Sportradar’s Simulated Reality Relies On Familiarity

Holding to the sport calendar and taking a part in the ‘ritual’ of the daily football fan, is crucial to setting up Simulated Reality for Sportradar, the firm’s MD for US Betting Werner Becher said.

At the end of March, Sportradar released the AI-driven product, making it instantly available to clients as part of its established betting events portfolio.

The company draws on the historical football database and statistical results of Sportradar to provide match data, providing both pre-match and live betting markets in England, Germany and Spain for top-tier football leagues.

You may argue that scheduling has lost value to sports bettors, with many people either living in lockdown or furloughed from work. Why would your appetite to put a bet at the ‘usual’ time be the strongest, because you are already living your regular life?

For Becher, however, creating a product that aligns with actual matches, and the schedule they would have been played to, was a simple target for the simulated Reality project.

He said: “With Simulated Reality it was our clear goal to develop a product that is very similar to real matches and provides sports fans with what they are missing: scheduled sports matches.

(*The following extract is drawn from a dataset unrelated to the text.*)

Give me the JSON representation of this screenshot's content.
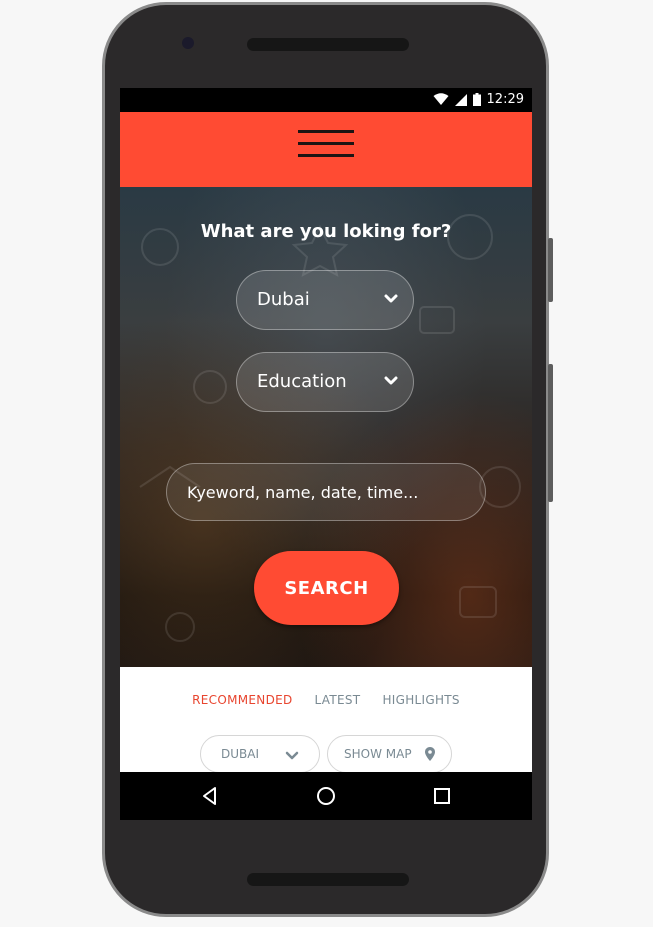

“Customers are used to placing bets, on football matches in particular, at specific times during the week. It’s a familiar part of a fans football ritual and it’s that familiarity that is part of Simulated Reality’s appeal.”

In line with this “familiarity” theme, Becher clarified that all matches originally scheduled between the final games actually played and the launch of the Simulated Reality product would be replicated in mid-week- “as would be the case in the real world.”  That’s including all matches played in the three weeks that followed Leicester vs Aston Villa on March 9 for the Premier League.

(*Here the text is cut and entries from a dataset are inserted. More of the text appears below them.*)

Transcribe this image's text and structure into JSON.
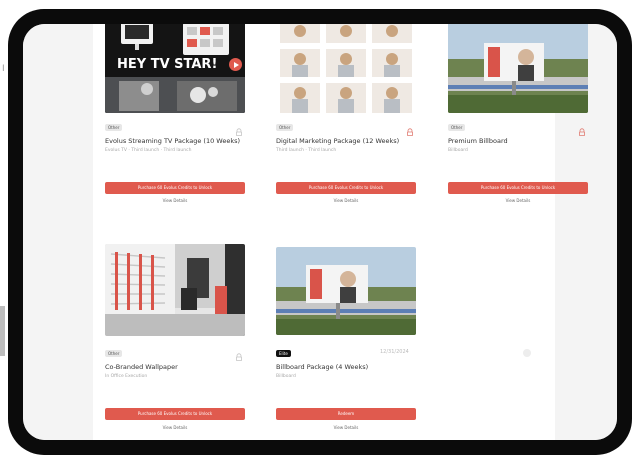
{
  "background": {
    "fragment_text": "I"
  },
  "cards": [
    {
      "badge": "Other",
      "title": "Evolus Streaming TV Package (10 Weeks)",
      "meta": "Evolus TV · Third launch · Third launch",
      "button": "Purchase 60 Evolus Credits to Unlock",
      "link": "View Details",
      "overlay_text": "HEY TV STAR!",
      "locked": true
    },
    {
      "badge": "Other",
      "title": "Digital Marketing Package (12 Weeks)",
      "meta": "Third launch · Third launch",
      "button": "Purchase 60 Evolus Credits to Unlock",
      "link": "View Details",
      "locked": true
    },
    {
      "badge": "Other",
      "title": "Premium Billboard",
      "meta": "Billboard",
      "button": "Purchase 60 Evolus Credits to Unlock",
      "link": "View Details",
      "locked": true
    },
    {
      "badge": "Other",
      "title": "Co-Branded Wallpaper",
      "meta": "In Office Execution",
      "button": "Purchase 60 Evolus Credits to Unlock",
      "link": "View Details",
      "locked": true
    },
    {
      "badge": "Elite",
      "title": "Billboard Package (4 Weeks)",
      "meta": "Billboard",
      "date": "12/31/2024",
      "button": "Redeem",
      "link": "View Details",
      "locked": false
    }
  ],
  "colors": {
    "accent": "#e05a4e",
    "frame": "#0b0b0b",
    "sidebar_grey": "#f4f4f4"
  },
  "icons": {
    "lock": "lock-icon",
    "play": "play-icon"
  }
}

He went on to add: “Where possible, we plan to fulfil the remaining fixtures of each league and crown a champion on each country’s final day of the season as per the original schedules. If that’s not possible, due to the sheer volume of games on offer, we’ll schedule them as close to the final fixtures as possible.”

As things stand, there is obviously a lot of uncertainty around when football’s biggest leagues will resume. Germany’s Bundesliga is reportedly closing on a return, so what would happen if the real thing is back before the simulations are due to conclude in mid-May?

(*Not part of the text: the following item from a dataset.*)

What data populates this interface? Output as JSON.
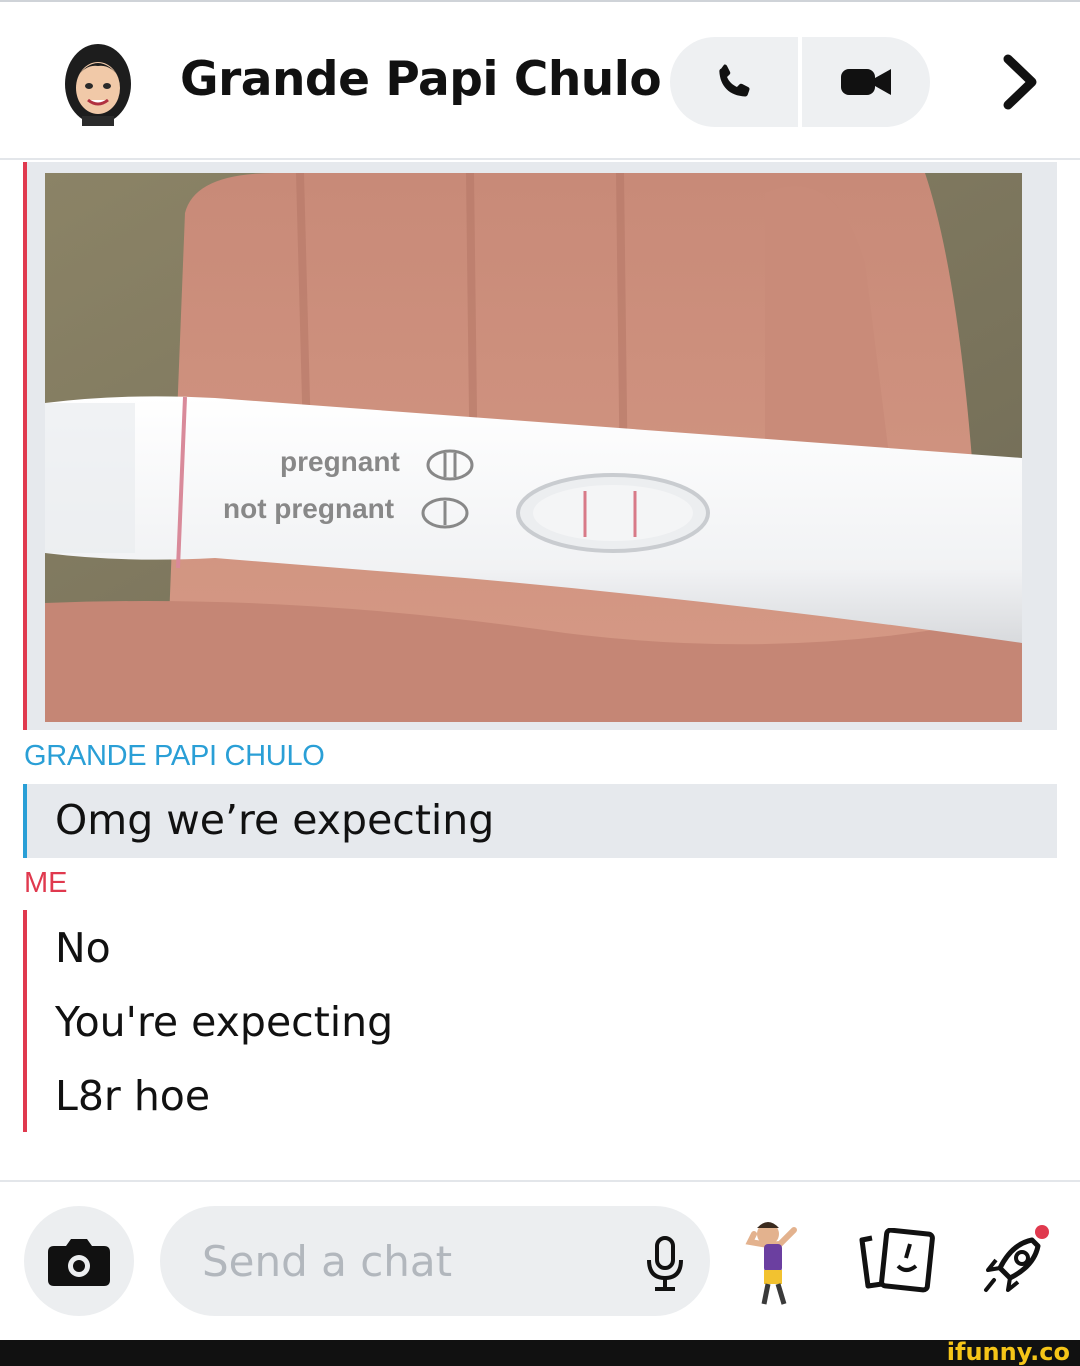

“There’s still much uncertainty about the return of live sport,” said Becher. “If live football was to come back tomorrow, we would expect them to complete their remaining fixtures at a later date than originally scheduled.”

Thus simulated betting markets should be open to consumers before the initial season end dates – no matter how soon the leagues will return. This could potentially include a real certification check for modelling the Sportradar, should any potential postponements continue or re-emerge.

Becher agreed, saying: “By the time the leagues return, the Simulated Reality leagues – having followed the original fixture list – will likely be completed. It will be interesting to see, when they do return, how realistic the outcomes of our Simulated Reality games are when compared to the real games, and if the same teams came out as champions.”

Sportradar said it wanted to expand its Simulated Reality software to many other leagues and competitions when it released the app three weeks ago. But what else is involved in the sports?

According to Becher: “We have recently launched Simulated Reality cricket and offer T20 matches from Australia, England and India. We will very soon launch a tennis product and offer events each week covering tournaments in London, Madrid, Paris and Rome as scheduled. Looking to the future, we are developing a basketball version and evaluating some other sports as well.”